**Stored records**.
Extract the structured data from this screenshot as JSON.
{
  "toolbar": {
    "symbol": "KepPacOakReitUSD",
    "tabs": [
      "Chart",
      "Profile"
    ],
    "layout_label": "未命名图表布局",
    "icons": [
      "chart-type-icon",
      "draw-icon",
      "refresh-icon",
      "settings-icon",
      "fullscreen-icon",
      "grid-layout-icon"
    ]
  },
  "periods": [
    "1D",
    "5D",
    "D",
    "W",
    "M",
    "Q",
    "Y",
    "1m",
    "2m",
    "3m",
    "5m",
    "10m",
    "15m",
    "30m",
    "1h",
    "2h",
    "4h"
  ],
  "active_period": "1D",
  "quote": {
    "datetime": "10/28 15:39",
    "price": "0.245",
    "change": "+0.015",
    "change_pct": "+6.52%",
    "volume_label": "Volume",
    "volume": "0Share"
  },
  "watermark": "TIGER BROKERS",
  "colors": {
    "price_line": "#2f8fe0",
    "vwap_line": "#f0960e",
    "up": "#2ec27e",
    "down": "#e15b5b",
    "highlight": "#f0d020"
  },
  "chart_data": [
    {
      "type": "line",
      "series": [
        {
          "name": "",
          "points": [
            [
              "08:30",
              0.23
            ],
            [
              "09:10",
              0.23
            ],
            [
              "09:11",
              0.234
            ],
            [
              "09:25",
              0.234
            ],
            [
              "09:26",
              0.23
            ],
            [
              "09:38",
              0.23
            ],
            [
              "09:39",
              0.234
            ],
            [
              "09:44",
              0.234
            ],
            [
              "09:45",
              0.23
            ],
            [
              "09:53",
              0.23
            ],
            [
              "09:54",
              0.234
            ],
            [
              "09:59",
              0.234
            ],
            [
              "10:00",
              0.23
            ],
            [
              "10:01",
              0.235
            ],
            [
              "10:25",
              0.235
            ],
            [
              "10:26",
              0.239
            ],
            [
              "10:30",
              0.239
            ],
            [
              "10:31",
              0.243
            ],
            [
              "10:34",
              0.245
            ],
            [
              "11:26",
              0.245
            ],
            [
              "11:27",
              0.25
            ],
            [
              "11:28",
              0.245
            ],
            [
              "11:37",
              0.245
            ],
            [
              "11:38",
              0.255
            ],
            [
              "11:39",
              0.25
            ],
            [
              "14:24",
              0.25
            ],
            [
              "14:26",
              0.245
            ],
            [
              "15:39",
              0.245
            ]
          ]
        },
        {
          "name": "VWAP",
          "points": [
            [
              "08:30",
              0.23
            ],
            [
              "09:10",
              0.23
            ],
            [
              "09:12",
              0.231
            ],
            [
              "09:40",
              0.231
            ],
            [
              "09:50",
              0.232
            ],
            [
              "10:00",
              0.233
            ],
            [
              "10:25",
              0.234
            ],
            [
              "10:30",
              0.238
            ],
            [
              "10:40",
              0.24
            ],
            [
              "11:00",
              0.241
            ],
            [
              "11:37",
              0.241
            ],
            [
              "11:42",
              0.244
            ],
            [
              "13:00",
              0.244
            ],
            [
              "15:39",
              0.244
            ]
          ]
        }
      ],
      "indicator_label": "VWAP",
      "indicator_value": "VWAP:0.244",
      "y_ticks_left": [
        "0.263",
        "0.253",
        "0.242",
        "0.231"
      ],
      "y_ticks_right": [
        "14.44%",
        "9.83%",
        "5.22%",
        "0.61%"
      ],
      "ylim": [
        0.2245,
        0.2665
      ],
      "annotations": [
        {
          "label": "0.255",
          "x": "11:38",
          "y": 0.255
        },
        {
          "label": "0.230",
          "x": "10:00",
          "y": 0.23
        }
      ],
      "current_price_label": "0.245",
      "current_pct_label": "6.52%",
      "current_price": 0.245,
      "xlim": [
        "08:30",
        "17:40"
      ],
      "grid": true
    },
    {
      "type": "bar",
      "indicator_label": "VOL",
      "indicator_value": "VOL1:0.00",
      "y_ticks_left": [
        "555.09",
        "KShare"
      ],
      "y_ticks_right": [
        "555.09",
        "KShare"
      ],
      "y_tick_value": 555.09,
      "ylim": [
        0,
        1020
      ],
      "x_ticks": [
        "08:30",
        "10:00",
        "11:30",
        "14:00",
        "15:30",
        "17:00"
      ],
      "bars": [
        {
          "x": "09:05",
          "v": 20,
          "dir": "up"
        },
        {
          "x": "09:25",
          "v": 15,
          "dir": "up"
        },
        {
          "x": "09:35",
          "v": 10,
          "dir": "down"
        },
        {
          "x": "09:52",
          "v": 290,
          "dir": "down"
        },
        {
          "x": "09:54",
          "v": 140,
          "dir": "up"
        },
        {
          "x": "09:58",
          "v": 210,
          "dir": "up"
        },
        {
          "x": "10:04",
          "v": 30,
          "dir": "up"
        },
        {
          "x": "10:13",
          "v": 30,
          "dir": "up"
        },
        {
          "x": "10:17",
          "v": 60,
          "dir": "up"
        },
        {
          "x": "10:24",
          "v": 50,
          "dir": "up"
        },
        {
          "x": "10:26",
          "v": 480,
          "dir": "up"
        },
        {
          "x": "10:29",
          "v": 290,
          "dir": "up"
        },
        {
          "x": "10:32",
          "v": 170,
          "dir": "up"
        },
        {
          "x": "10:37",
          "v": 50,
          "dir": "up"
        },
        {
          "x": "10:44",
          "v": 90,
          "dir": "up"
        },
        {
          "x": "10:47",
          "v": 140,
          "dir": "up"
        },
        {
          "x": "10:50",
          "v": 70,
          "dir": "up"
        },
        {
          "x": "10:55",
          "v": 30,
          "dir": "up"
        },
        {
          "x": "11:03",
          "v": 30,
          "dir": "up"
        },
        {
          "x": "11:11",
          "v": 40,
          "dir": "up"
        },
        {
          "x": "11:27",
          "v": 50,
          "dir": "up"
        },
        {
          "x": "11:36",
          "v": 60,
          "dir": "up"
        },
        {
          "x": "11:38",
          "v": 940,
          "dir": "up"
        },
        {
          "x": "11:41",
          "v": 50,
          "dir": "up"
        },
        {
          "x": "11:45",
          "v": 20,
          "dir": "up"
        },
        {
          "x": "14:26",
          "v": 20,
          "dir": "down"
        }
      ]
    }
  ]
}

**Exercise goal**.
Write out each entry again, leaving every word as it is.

**Exercise response**.
Extract the structured data from this screenshot as JSON.
{
  "toolbar": {
    "symbol": "KepPacOakReitUSD",
    "tabs": [
      "Chart",
      "Profile"
    ],
    "layout_label": "未命名图表布局",
    "icons": [
      "chart-type-icon",
      "draw-icon",
      "refresh-icon",
      "settings-icon",
      "fullscreen-icon",
      "grid-layout-icon"
    ]
  },
  "periods": [
    "1D",
    "5D",
    "D",
    "W",
    "M",
    "Q",
    "Y",
    "1m",
    "2m",
    "3m",
    "5m",
    "10m",
    "15m",
    "30m",
    "1h",
    "2h",
    "4h"
  ],
  "active_period": "1D",
  "quote": {
    "datetime": "10/28 15:39",
    "price": "0.245",
    "change": "+0.015",
    "change_pct": "+6.52%",
    "volume_label": "Volume",
    "volume": "0Share"
  },
  "watermark": "TIGER BROKERS",
  "colors": {
    "price_line": "#2f8fe0",
    "vwap_line": "#f0960e",
    "up": "#2ec27e",
    "down": "#e15b5b",
    "highlight": "#f0d020"
  },
  "chart_data": [
    {
      "type": "line",
      "series": [
        {
          "name": "",
          "points": [
            [
              "08:30",
              0.23
            ],
            [
              "09:10",
              0.23
            ],
            [
              "09:11",
              0.234
            ],
            [
              "09:25",
              0.234
            ],
            [
              "09:26",
              0.23
            ],
            [
              "09:38",
              0.23
            ],
            [
              "09:39",
              0.234
            ],
            [
              "09:44",
              0.234
            ],
            [
              "09:45",
              0.23
            ],
            [
              "09:53",
              0.23
            ],
            [
              "09:54",
              0.234
            ],
            [
              "09:59",
              0.234
            ],
            [
              "10:00",
              0.23
            ],
            [
              "10:01",
              0.235
            ],
            [
              "10:25",
              0.235
            ],
            [
              "10:26",
              0.239
            ],
            [
              "10:30",
              0.239
            ],
            [
              "10:31",
              0.243
            ],
            [
              "10:34",
              0.245
            ],
            [
              "11:26",
              0.245
            ],
            [
              "11:27",
              0.25
            ],
            [
              "11:28",
              0.245
            ],
            [
              "11:37",
              0.245
            ],
            [
              "11:38",
              0.255
            ],
            [
              "11:39",
              0.25
            ],
            [
              "14:24",
              0.25
            ],
            [
              "14:26",
              0.245
            ],
            [
              "15:39",
              0.245
            ]
          ]
        },
        {
          "name": "VWAP",
          "points": [
            [
              "08:30",
              0.23
            ],
            [
              "09:10",
              0.23
            ],
            [
              "09:12",
              0.231
            ],
            [
              "09:40",
              0.231
            ],
            [
              "09:50",
              0.232
            ],
            [
              "10:00",
              0.233
            ],
            [
              "10:25",
              0.234
            ],
            [
              "10:30",
              0.238
            ],
            [
              "10:40",
              0.24
            ],
            [
              "11:00",
              0.241
            ],
            [
              "11:37",
              0.241
            ],
            [
              "11:42",
              0.244
            ],
            [
              "13:00",
              0.244
            ],
            [
              "15:39",
              0.244
            ]
          ]
        }
      ],
      "indicator_label": "VWAP",
      "indicator_value": "VWAP:0.244",
      "y_ticks_left": [
        "0.263",
        "0.253",
        "0.242",
        "0.231"
      ],
      "y_ticks_right": [
        "14.44%",
        "9.83%",
        "5.22%",
        "0.61%"
      ],
      "ylim": [
        0.2245,
        0.2665
      ],
      "annotations": [
        {
          "label": "0.255",
          "x": "11:38",
          "y": 0.255
        },
        {
          "label": "0.230",
          "x": "10:00",
          "y": 0.23
        }
      ],
      "current_price_label": "0.245",
      "current_pct_label": "6.52%",
      "current_price": 0.245,
      "xlim": [
        "08:30",
        "17:40"
      ],
      "grid": true
    },
    {
      "type": "bar",
      "indicator_label": "VOL",
      "indicator_value": "VOL1:0.00",
      "y_ticks_left": [
        "555.09",
        "KShare"
      ],
      "y_ticks_right": [
        "555.09",
        "KShare"
      ],
      "y_tick_value": 555.09,
      "ylim": [
        0,
        1020
      ],
      "x_ticks": [
        "08:30",
        "10:00",
        "11:30",
        "14:00",
        "15:30",
        "17:00"
      ],
      "bars": [
        {
          "x": "09:05",
          "v": 20,
          "dir": "up"
        },
        {
          "x": "09:25",
          "v": 15,
          "dir": "up"
        },
        {
          "x": "09:35",
          "v": 10,
          "dir": "down"
        },
        {
          "x": "09:52",
          "v": 290,
          "dir": "down"
        },
        {
          "x": "09:54",
          "v": 140,
          "dir": "up"
        },
        {
          "x": "09:58",
          "v": 210,
          "dir": "up"
        },
        {
          "x": "10:04",
          "v": 30,
          "dir": "up"
        },
        {
          "x": "10:13",
          "v": 30,
          "dir": "up"
        },
        {
          "x": "10:17",
          "v": 60,
          "dir": "up"
        },
        {
          "x": "10:24",
          "v": 50,
          "dir": "up"
        },
        {
          "x": "10:26",
          "v": 480,
          "dir": "up"
        },
        {
          "x": "10:29",
          "v": 290,
          "dir": "up"
        },
        {
          "x": "10:32",
          "v": 170,
          "dir": "up"
        },
        {
          "x": "10:37",
          "v": 50,
          "dir": "up"
        },
        {
          "x": "10:44",
          "v": 90,
          "dir": "up"
        },
        {
          "x": "10:47",
          "v": 140,
          "dir": "up"
        },
        {
          "x": "10:50",
          "v": 70,
          "dir": "up"
        },
        {
          "x": "10:55",
          "v": 30,
          "dir": "up"
        },
        {
          "x": "11:03",
          "v": 30,
          "dir": "up"
        },
        {
          "x": "11:11",
          "v": 40,
          "dir": "up"
        },
        {
          "x": "11:27",
          "v": 50,
          "dir": "up"
        },
        {
          "x": "11:36",
          "v": 60,
          "dir": "up"
        },
        {
          "x": "11:38",
          "v": 940,
          "dir": "up"
        },
        {
          "x": "11:41",
          "v": 50,
          "dir": "up"
        },
        {
          "x": "11:45",
          "v": 20,
          "dir": "up"
        },
        {
          "x": "14:26",
          "v": 20,
          "dir": "down"
        }
      ]
    }
  ]
}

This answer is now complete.